Roughly three months ago, Eugene Omoruyi’s basketball fate was a large question mark.
Without a college destination after his final year at Orangeville (Ont.) Prep in Canada, Omoruyi played in the Under Armour Association Finals in Atlanta over the summer.
With Steve Pikiell in attendance, Omoruyi’s play caught the eye of the first-year Rutgers coach. The interest manifested in an offer, and Omoruyi committed soon after in the first week of August.
“I really showed what I can do,” Omoruyi said. “So I really think (Rutgers) really liked that. The thing about my game is I’m really aggressive, and that’s what coach Pikiell said he’s looking for. I just found that (Rutgers) what the best fit for me.”
Omoruyi hails from Rexdale, an informally-defined district of Toronto. Despite the journey across international borders and into New Jersey, he said feels at home with family nearby in Newark and the support from his new teammates in Piscataway.
Plenty of factors came into play, but Omoruyi said the chance to play for Pikiell and the opportunity to play in the Big Ten were the main factors in his decision to come to Rutgers.
“I chose Rutgers because I like what coach Pikiell was saying — how the team was going to rebuild and become real good in the Big Ten,” said Omoruyi, who chose Rutgers over finalists Loyola-Chicago and Siena. “The Big Ten has been one of my favorite conferences since being a kid.”
As Omoruyi grew up a fan of Big Ten basketball, he fell in love with how aggressive and versatile Draymond Green played at Michigan State.
From there, Omoruyi modeled his approach and execution around Green, who still brings the same all-around balance to the floor with the Golden State Warriors.
“As everyone knows, my favorite player is Draymond,” Omoruyi said. “After Draymond left Michigan State, I have always watched every video about him. I played my game around him, so he’s a guy that I really look at.”
At 6-foot-6 and 230 pounds, Omoruyi’s stature sizes up with his 6-foot-7, 230-pound NBA idol. With the focus on his all-around game, Omoruyi said he doesn’t classify with a specific position.
“Out of high school, I never really determined a position,” he said. “I saw myself doing everything — passing, shoot a bit, rebounding, doing all the tough stuff, the little stuff that people don’t really notice.
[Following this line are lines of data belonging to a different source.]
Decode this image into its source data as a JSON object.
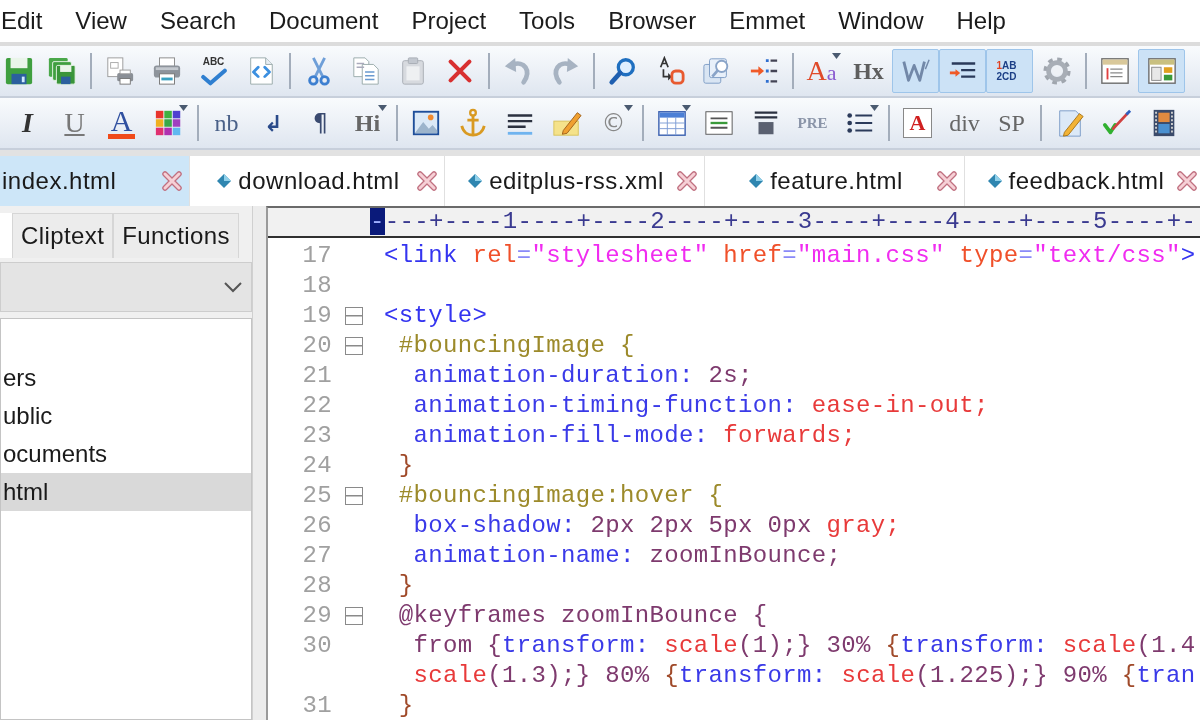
{
  "menu_bar": [
    "Edit",
    "View",
    "Search",
    "Document",
    "Project",
    "Tools",
    "Browser",
    "Emmet",
    "Window",
    "Help"
  ],
  "toolbars": [
    {
      "items": [
        {
          "kind": "icon",
          "pressed": false
        },
        {
          "kind": "icon",
          "pressed": false
        },
        {
          "kind": "separator"
        },
        {
          "kind": "icon",
          "pressed": false
        },
        {
          "kind": "icon",
          "pressed": false
        },
        {
          "kind": "icon-text",
          "label": "ABC",
          "pressed": false
        },
        {
          "kind": "icon",
          "pressed": false
        },
        {
          "kind": "separator"
        },
        {
          "kind": "icon",
          "pressed": false
        },
        {
          "kind": "icon",
          "pressed": false
        },
        {
          "kind": "icon",
          "pressed": false
        },
        {
          "kind": "icon",
          "pressed": false
        },
        {
          "kind": "separator"
        },
        {
          "kind": "icon",
          "pressed": false
        },
        {
          "kind": "icon",
          "pressed": false
        },
        {
          "kind": "separator"
        },
        {
          "kind": "icon",
          "pressed": false
        },
        {
          "kind": "icon",
          "pressed": false
        },
        {
          "kind": "icon",
          "pressed": false
        },
        {
          "kind": "icon",
          "pressed": false
        },
        {
          "kind": "separator"
        },
        {
          "kind": "text",
          "label": "Aa",
          "pressed": false
        },
        {
          "kind": "text",
          "label": "Hx",
          "pressed": false
        },
        {
          "kind": "icon",
          "pressed": true
        },
        {
          "kind": "icon",
          "pressed": true
        },
        {
          "kind": "text",
          "label": "1AB 2CD",
          "pressed": true
        },
        {
          "kind": "icon",
          "pressed": false
        },
        {
          "kind": "separator"
        },
        {
          "kind": "icon",
          "pressed": false
        },
        {
          "kind": "icon",
          "pressed": true
        }
      ]
    },
    {
      "items": [
        {
          "kind": "text",
          "label": "I",
          "pressed": false
        },
        {
          "kind": "text",
          "label": "U",
          "pressed": false
        },
        {
          "kind": "text",
          "label": "A",
          "pressed": false
        },
        {
          "kind": "icon",
          "pressed": false
        },
        {
          "kind": "separator"
        },
        {
          "kind": "text",
          "label": "nb",
          "pressed": false
        },
        {
          "kind": "text",
          "label": "↲",
          "pressed": false
        },
        {
          "kind": "text",
          "label": "¶",
          "pressed": false
        },
        {
          "kind": "text",
          "label": "Hi",
          "pressed": false
        },
        {
          "kind": "separator"
        },
        {
          "kind": "icon",
          "pressed": false
        },
        {
          "kind": "icon",
          "pressed": false
        },
        {
          "kind": "icon",
          "pressed": false
        },
        {
          "kind": "icon",
          "pressed": false
        },
        {
          "kind": "text",
          "label": "©",
          "pressed": false
        },
        {
          "kind": "separator"
        },
        {
          "kind": "icon",
          "pressed": false
        },
        {
          "kind": "icon",
          "pressed": false
        },
        {
          "kind": "icon",
          "pressed": false
        },
        {
          "kind": "text",
          "label": "PRE",
          "pressed": false
        },
        {
          "kind": "icon",
          "pressed": false
        },
        {
          "kind": "separator"
        },
        {
          "kind": "text",
          "label": "A",
          "pressed": false
        },
        {
          "kind": "text",
          "label": "div",
          "pressed": false
        },
        {
          "kind": "text",
          "label": "SP",
          "pressed": false
        },
        {
          "kind": "separator"
        },
        {
          "kind": "icon",
          "pressed": false
        },
        {
          "kind": "icon",
          "pressed": false
        },
        {
          "kind": "icon",
          "pressed": false
        }
      ]
    }
  ],
  "file_tabs": [
    {
      "label": "index.html",
      "selected": true,
      "file_icon": false
    },
    {
      "label": "download.html",
      "selected": false,
      "file_icon": true
    },
    {
      "label": "editplus-rss.xml",
      "selected": false,
      "file_icon": true
    },
    {
      "label": "feature.html",
      "selected": false,
      "file_icon": true
    },
    {
      "label": "feedback.html",
      "selected": false,
      "file_icon": true
    }
  ],
  "side_panel": {
    "tabs": [
      {
        "selected": true
      },
      {
        "label": "Cliptext",
        "selected": false
      },
      {
        "label": "Functions",
        "selected": false
      }
    ],
    "items": [
      {
        "label": "ers",
        "selected": false
      },
      {
        "label": "ublic",
        "selected": false
      },
      {
        "label": "ocuments",
        "selected": false
      },
      {
        "label": "html",
        "selected": true
      }
    ]
  },
  "editor": {
    "ruler": {
      "marker": "-",
      "text": "---+----1----+----2----+----3----+----4----+----5----+-"
    },
    "lines": [
      {
        "number": "17",
        "fold": false,
        "tokens": [
          {
            "kind": "tag",
            "text": "<link"
          },
          {
            "kind": "attr",
            "text": " rel"
          },
          {
            "kind": "op",
            "text": "="
          },
          {
            "kind": "string",
            "text": "\"stylesheet\""
          },
          {
            "kind": "attr",
            "text": " href"
          },
          {
            "kind": "op",
            "text": "="
          },
          {
            "kind": "string",
            "text": "\"main.css\""
          },
          {
            "kind": "attr",
            "text": " type"
          },
          {
            "kind": "op",
            "text": "="
          },
          {
            "kind": "string",
            "text": "\"text/css\""
          },
          {
            "kind": "tag",
            "text": ">"
          }
        ]
      },
      {
        "number": "18",
        "fold": false
      },
      {
        "number": "19",
        "fold": true,
        "tokens": [
          {
            "kind": "tag",
            "text": "<style>"
          }
        ]
      },
      {
        "number": "20",
        "fold": true,
        "tokens": [
          {
            "kind": "selector",
            "text": " #bouncingImage {"
          }
        ]
      },
      {
        "number": "21",
        "fold": false,
        "tokens": [
          {
            "kind": "property",
            "text": "  animation-duration:"
          },
          {
            "kind": "text",
            "text": " 2s;"
          }
        ]
      },
      {
        "number": "22",
        "fold": false,
        "tokens": [
          {
            "kind": "property",
            "text": "  animation-timing-function:"
          },
          {
            "kind": "value",
            "text": " ease-in-out;"
          }
        ]
      },
      {
        "number": "23",
        "fold": false,
        "tokens": [
          {
            "kind": "property",
            "text": "  animation-fill-mode:"
          },
          {
            "kind": "value",
            "text": " forwards;"
          }
        ]
      },
      {
        "number": "24",
        "fold": false,
        "tokens": [
          {
            "kind": "brace",
            "text": " }"
          }
        ]
      },
      {
        "number": "25",
        "fold": true,
        "tokens": [
          {
            "kind": "selector",
            "text": " #bouncingImage:hover {"
          }
        ]
      },
      {
        "number": "26",
        "fold": false,
        "tokens": [
          {
            "kind": "property",
            "text": "  box-shadow:"
          },
          {
            "kind": "text",
            "text": " 2px 2px 5px 0px"
          },
          {
            "kind": "value",
            "text": " gray;"
          }
        ]
      },
      {
        "number": "27",
        "fold": false,
        "tokens": [
          {
            "kind": "property",
            "text": "  animation-name:"
          },
          {
            "kind": "text",
            "text": " zoomInBounce;"
          }
        ]
      },
      {
        "number": "28",
        "fold": false,
        "tokens": [
          {
            "kind": "brace",
            "text": " }"
          }
        ]
      },
      {
        "number": "29",
        "fold": true,
        "tokens": [
          {
            "kind": "text",
            "text": " @keyframes zoomInBounce {"
          }
        ]
      },
      {
        "number": "30",
        "fold": false,
        "tokens": [
          {
            "kind": "text",
            "text": "  from {"
          },
          {
            "kind": "property",
            "text": "transform:"
          },
          {
            "kind": "value",
            "text": " scale"
          },
          {
            "kind": "text",
            "text": "(1);}"
          },
          {
            "kind": "text",
            "text": " 30%"
          },
          {
            "kind": "brace",
            "text": " {"
          },
          {
            "kind": "property",
            "text": "transform:"
          },
          {
            "kind": "value",
            "text": " scale"
          },
          {
            "kind": "text",
            "text": "(1.4"
          }
        ],
        "wrap": [
          {
            "kind": "value",
            "text": "  scale"
          },
          {
            "kind": "text",
            "text": "(1.3);}"
          },
          {
            "kind": "text",
            "text": " 80%"
          },
          {
            "kind": "brace",
            "text": " {"
          },
          {
            "kind": "property",
            "text": "transform:"
          },
          {
            "kind": "value",
            "text": " scale"
          },
          {
            "kind": "text",
            "text": "(1.225);}"
          },
          {
            "kind": "text",
            "text": " 90%"
          },
          {
            "kind": "brace",
            "text": " {"
          },
          {
            "kind": "property",
            "text": "tran"
          }
        ]
      },
      {
        "number": "31",
        "fold": false,
        "tokens": [
          {
            "kind": "brace",
            "text": " }"
          }
        ]
      }
    ]
  }
}
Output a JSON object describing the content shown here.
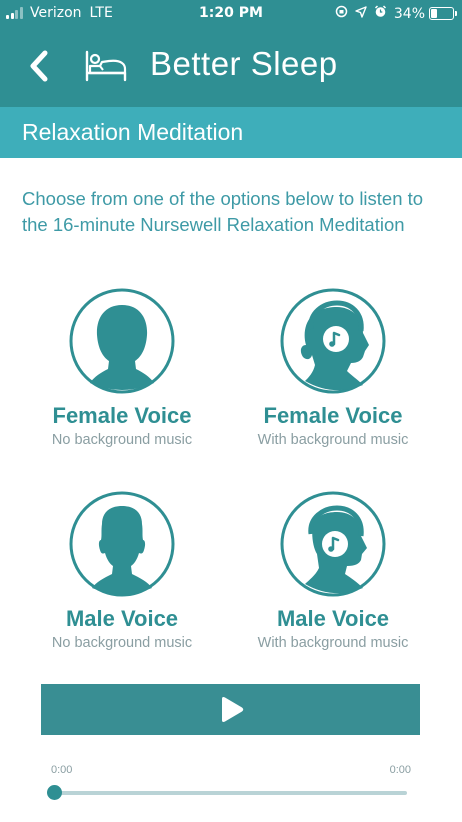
{
  "status_bar": {
    "carrier": "Verizon",
    "network": "LTE",
    "time": "1:20 PM",
    "battery": "34%",
    "battery_level": 0.34
  },
  "nav": {
    "title": "Better Sleep",
    "back_icon": "chevron-left-icon",
    "app_icon": "bed-icon"
  },
  "section": {
    "title": "Relaxation Meditation"
  },
  "intro": "Choose from one of the options below to listen to the 16-minute Nursewell Relaxation Meditation",
  "options": [
    {
      "title": "Female Voice",
      "subtitle": "No background music",
      "icon": "female-silhouette-icon"
    },
    {
      "title": "Female Voice",
      "subtitle": "With background music",
      "icon": "female-headphones-icon"
    },
    {
      "title": "Male Voice",
      "subtitle": "No background music",
      "icon": "male-silhouette-icon"
    },
    {
      "title": "Male Voice",
      "subtitle": "With background music",
      "icon": "male-headphones-icon"
    }
  ],
  "player": {
    "current_time": "0:00",
    "duration": "0:00",
    "progress": 0
  },
  "colors": {
    "header": "#2f8f93",
    "section_bar": "#3eaeba",
    "accent": "#2f8f93",
    "text_intro": "#3e9aa6",
    "subtitle": "#8a9ea2"
  }
}
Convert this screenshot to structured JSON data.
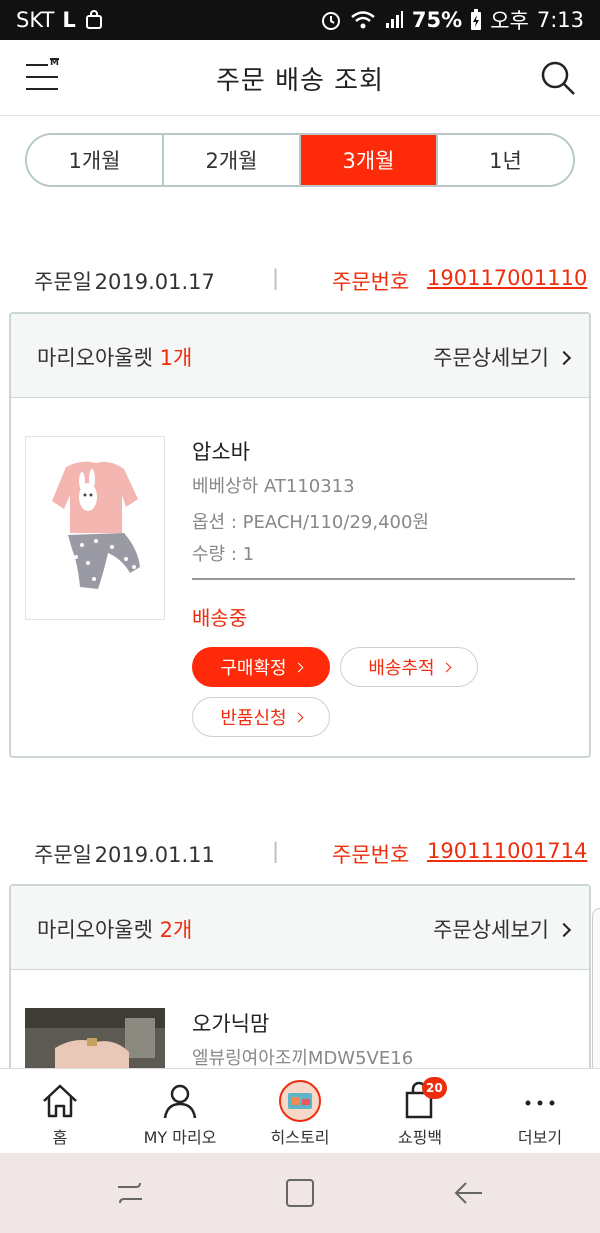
{
  "status_bar": {
    "carrier": "SKT",
    "carrier_extra": "L",
    "battery": "75%",
    "ampm": "오후",
    "time": "7:13"
  },
  "header": {
    "title": "주문 배송 조회",
    "menu_logo_letter": "M"
  },
  "period_tabs": [
    {
      "label": "1개월",
      "active": false
    },
    {
      "label": "2개월",
      "active": false
    },
    {
      "label": "3개월",
      "active": true
    },
    {
      "label": "1년",
      "active": false
    }
  ],
  "orders": [
    {
      "date_label": "주문일",
      "date": "2019.01.17",
      "separator": "|",
      "order_no_label": "주문번호",
      "order_no": "190117001110",
      "seller": "마리오아울렛",
      "count": "1개",
      "detail_label": "주문상세보기",
      "item": {
        "name": "압소바",
        "product": "베베상하 AT110313",
        "option": "옵션 : PEACH/110/29,400원",
        "qty": "수량 : 1",
        "status": "배송중",
        "buttons": {
          "confirm": "구매확정",
          "track": "배송추적",
          "return": "반품신청"
        }
      }
    },
    {
      "date_label": "주문일",
      "date": "2019.01.11",
      "separator": "|",
      "order_no_label": "주문번호",
      "order_no": "190111001714",
      "seller": "마리오아울렛",
      "count": "2개",
      "detail_label": "주문상세보기",
      "item": {
        "name": "오가닉맘",
        "product": "엘뷰링여아조끼MDW5VE16"
      }
    }
  ],
  "bottom_nav": [
    {
      "label": "홈",
      "icon": "home-icon"
    },
    {
      "label": "MY 마리오",
      "icon": "person-icon"
    },
    {
      "label": "히스토리",
      "icon": "history-thumb-icon"
    },
    {
      "label": "쇼핑백",
      "icon": "shopping-bag-icon",
      "badge": "20"
    },
    {
      "label": "더보기",
      "icon": "more-dots-icon"
    }
  ],
  "colors": {
    "accent": "#ff2a0a",
    "accent_text": "#ee2d0d",
    "border": "#ccd6d6"
  }
}
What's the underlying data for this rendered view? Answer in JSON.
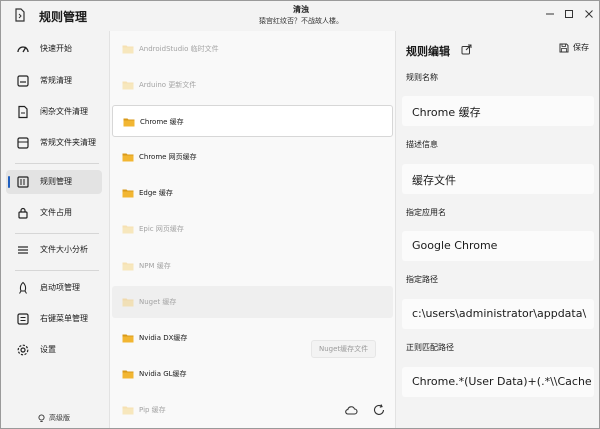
{
  "app": {
    "title": "规则管理",
    "header_title": "清浊",
    "header_subtitle": "猿宫红纹否？不战故人楼。"
  },
  "sidebar": {
    "items": [
      {
        "label": "快速开始",
        "icon": "gauge-icon"
      },
      {
        "label": "常规清理",
        "icon": "broom-icon"
      },
      {
        "label": "闲杂文件清理",
        "icon": "file-icon"
      },
      {
        "label": "常规文件夹清理",
        "icon": "folder-clean-icon"
      },
      {
        "label": "规则管理",
        "icon": "rules-icon",
        "active": true
      },
      {
        "label": "文件占用",
        "icon": "lock-icon"
      },
      {
        "label": "文件大小分析",
        "icon": "list-icon"
      },
      {
        "label": "启动项管理",
        "icon": "rocket-icon"
      },
      {
        "label": "右键菜单管理",
        "icon": "menu-icon"
      },
      {
        "label": "设置",
        "icon": "gear-icon"
      }
    ],
    "version": "高级版"
  },
  "rules": {
    "items": [
      {
        "name": "AndroidStudio 临时文件",
        "enabled": false
      },
      {
        "name": "Arduino 更新文件",
        "enabled": false
      },
      {
        "name": "Chrome 缓存",
        "enabled": true,
        "selected": true
      },
      {
        "name": "Chrome 网页缓存",
        "enabled": true
      },
      {
        "name": "Edge 缓存",
        "enabled": true
      },
      {
        "name": "Epic 网页缓存",
        "enabled": false
      },
      {
        "name": "NPM 缓存",
        "enabled": false
      },
      {
        "name": "Nuget 缓存",
        "enabled": false,
        "hover": true
      },
      {
        "name": "Nvidia DX缓存",
        "enabled": true
      },
      {
        "name": "Nvidia GL缓存",
        "enabled": true
      },
      {
        "name": "Pip 缓存",
        "enabled": false
      }
    ],
    "tooltip": "Nuget缓存文件"
  },
  "editor": {
    "title": "规则编辑",
    "save_label": "保存",
    "fields": [
      {
        "label": "规则名称",
        "value": "Chrome 缓存"
      },
      {
        "label": "描述信息",
        "value": "缓存文件"
      },
      {
        "label": "指定应用名",
        "value": "Google Chrome"
      },
      {
        "label": "指定路径",
        "value": "c:\\users\\administrator\\appdata\\"
      },
      {
        "label": "正则匹配路径",
        "value": "Chrome.*(User Data)+(.*\\\\Cache"
      }
    ]
  },
  "colors": {
    "accent": "#1f5fbf",
    "folder": "#f2b632",
    "folder_dark": "#d99a1a"
  }
}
I like doing all of that.”
An overlooked ball handler, Omoruyi said his early work is with assistant coach Brandin Knight and the guards makes a difference.
“I’ve been working with the guards a lot, to work on that because my passing is what people don’t really notice about me,” he said. “I can pass the ball, so I’ve been working with the guards and Brandin Knight’s been helping me with that.”
Omoruyi added that the mentorship under Nigel Johnson and Corey Sanders adds to his improvement in the backcourt.
“It’s been real good (working with Johnson and Sanders) because they’re challenging me to become better,” said Omoruyi, who added he watched highlights of Sanders throughout high school. “They’re both great leaders and they both have taken the role to mentor me to become a better player, so I really appreciated that.”
With the ability to pass, slash and even play around the rim in the post, Omoruyi gives Rutgers versatile size and athleticism.
But the one area of his game he said he needs to work on is his outside shot.
“I’ve been in the gym a whole lot working on my shooting, getting a lot of reps everyday trying to get better on my shooting,” Omoruyi said. “The coaches started to notice that I can shoot it a bit, so I’m just trying to work on that the most right now.”
With reinforcements across the board for Rutgers on a revamped roster, it remains to be seen where Omoruyi will contribute on the floor.
But Rutgers did sign him with the intention to make an immediate impact, and that is exactly what Omoruyi said he believes he can do.
“The goal is to just do everything I was brought here to do,” he said. “Don’t do anything new, just stick to the plan, do what I do and then over the years, I can become better at what I do and I can show people what I can really do.
“(Rutgers fans can expect) hard work and come on the court and really grinding it out, really (getting after) loose balls. Just know Eugene’s going to be down there getting that. That’s really what I do.”